***** Task input

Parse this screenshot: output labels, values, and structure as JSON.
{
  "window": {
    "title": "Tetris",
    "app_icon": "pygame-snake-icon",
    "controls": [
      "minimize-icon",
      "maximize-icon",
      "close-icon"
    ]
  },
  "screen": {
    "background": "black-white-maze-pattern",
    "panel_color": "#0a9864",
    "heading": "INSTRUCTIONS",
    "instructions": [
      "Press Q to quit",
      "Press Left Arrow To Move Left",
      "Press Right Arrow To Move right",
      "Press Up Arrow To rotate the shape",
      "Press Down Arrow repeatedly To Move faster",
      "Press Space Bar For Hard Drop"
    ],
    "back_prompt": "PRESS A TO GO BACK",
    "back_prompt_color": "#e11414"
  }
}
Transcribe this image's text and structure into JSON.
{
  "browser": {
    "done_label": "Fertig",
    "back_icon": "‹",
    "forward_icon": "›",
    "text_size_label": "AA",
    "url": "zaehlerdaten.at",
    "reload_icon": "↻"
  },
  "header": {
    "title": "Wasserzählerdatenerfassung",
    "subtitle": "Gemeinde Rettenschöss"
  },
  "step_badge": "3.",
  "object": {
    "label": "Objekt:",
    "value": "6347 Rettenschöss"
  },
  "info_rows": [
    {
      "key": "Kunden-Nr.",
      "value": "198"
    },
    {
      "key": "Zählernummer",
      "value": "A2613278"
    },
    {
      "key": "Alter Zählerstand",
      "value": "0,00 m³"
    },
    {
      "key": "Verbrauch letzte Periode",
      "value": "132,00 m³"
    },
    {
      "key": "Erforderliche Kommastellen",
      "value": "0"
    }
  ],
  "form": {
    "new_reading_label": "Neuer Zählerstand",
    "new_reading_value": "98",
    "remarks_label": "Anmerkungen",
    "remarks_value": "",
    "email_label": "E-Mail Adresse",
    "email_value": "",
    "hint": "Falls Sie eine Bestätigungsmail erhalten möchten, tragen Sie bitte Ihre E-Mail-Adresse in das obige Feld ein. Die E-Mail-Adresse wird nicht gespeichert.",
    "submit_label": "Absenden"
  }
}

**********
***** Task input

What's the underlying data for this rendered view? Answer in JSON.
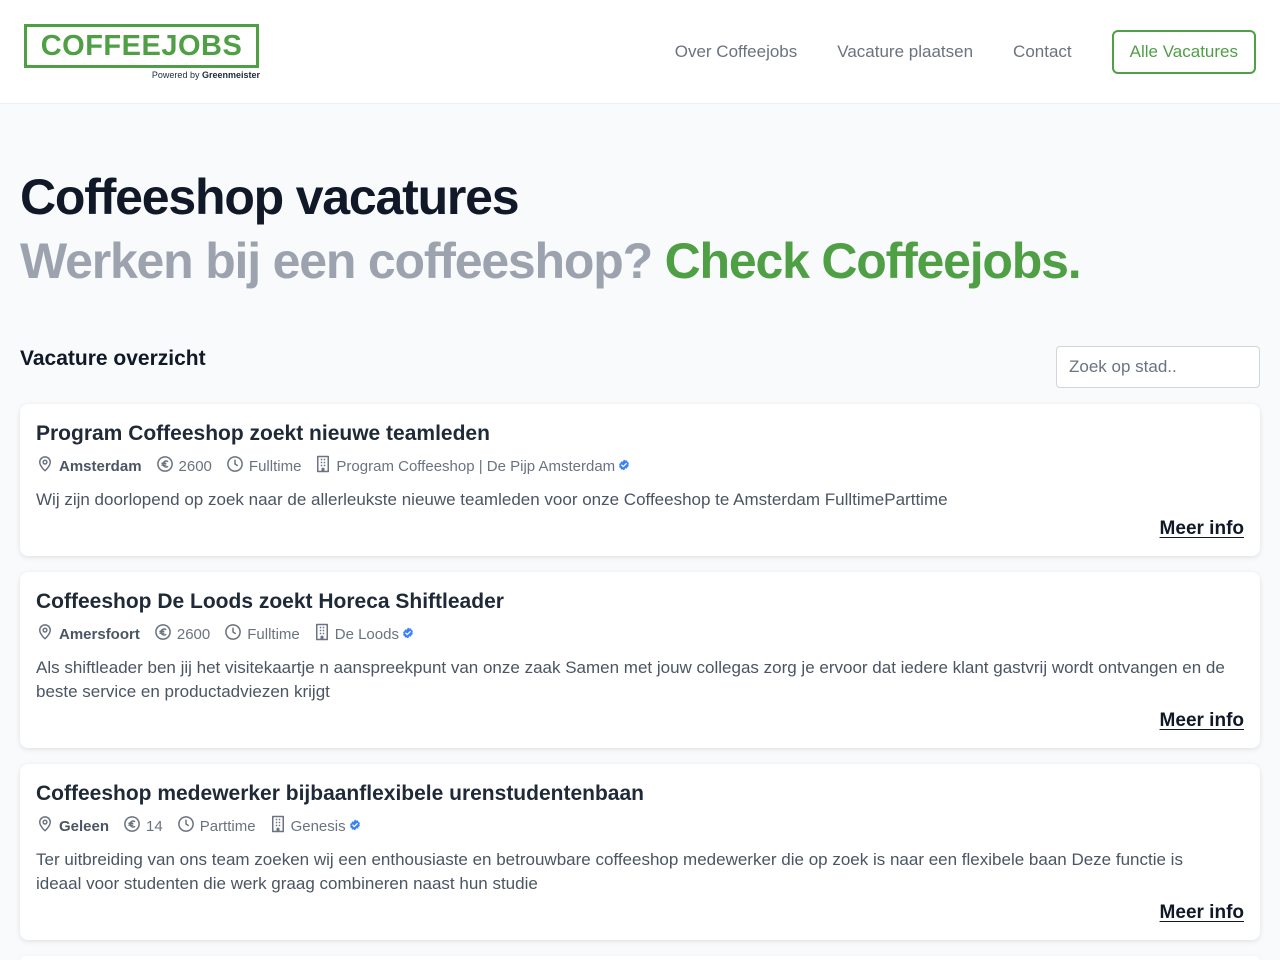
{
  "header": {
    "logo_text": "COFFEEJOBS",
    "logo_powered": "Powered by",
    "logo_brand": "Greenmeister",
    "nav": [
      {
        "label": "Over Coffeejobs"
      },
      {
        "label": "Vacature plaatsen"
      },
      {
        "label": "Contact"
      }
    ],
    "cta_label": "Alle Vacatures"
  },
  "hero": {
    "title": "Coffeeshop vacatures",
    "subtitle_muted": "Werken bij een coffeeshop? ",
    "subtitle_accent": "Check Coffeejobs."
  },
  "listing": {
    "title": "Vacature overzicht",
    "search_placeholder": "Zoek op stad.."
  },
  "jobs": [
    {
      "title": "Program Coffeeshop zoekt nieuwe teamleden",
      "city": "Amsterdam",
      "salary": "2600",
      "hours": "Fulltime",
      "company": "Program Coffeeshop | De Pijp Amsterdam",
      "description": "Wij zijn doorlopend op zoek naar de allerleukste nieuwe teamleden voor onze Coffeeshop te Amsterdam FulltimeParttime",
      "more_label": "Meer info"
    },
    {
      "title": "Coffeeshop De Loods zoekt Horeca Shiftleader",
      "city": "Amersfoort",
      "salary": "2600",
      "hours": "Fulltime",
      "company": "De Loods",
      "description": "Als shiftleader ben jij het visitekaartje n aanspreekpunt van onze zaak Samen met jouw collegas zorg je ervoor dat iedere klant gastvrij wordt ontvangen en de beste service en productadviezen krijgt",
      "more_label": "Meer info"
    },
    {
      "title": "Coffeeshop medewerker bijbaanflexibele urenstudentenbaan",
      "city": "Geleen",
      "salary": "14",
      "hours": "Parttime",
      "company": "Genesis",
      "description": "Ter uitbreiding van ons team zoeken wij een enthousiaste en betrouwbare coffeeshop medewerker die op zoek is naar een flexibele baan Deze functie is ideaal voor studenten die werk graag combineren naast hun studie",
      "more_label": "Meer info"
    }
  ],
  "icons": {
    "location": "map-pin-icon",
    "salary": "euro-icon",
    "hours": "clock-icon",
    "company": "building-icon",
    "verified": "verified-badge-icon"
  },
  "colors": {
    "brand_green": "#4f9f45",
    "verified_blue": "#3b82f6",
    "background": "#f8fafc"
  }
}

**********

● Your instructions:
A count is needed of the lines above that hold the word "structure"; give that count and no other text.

● Problem solution:
2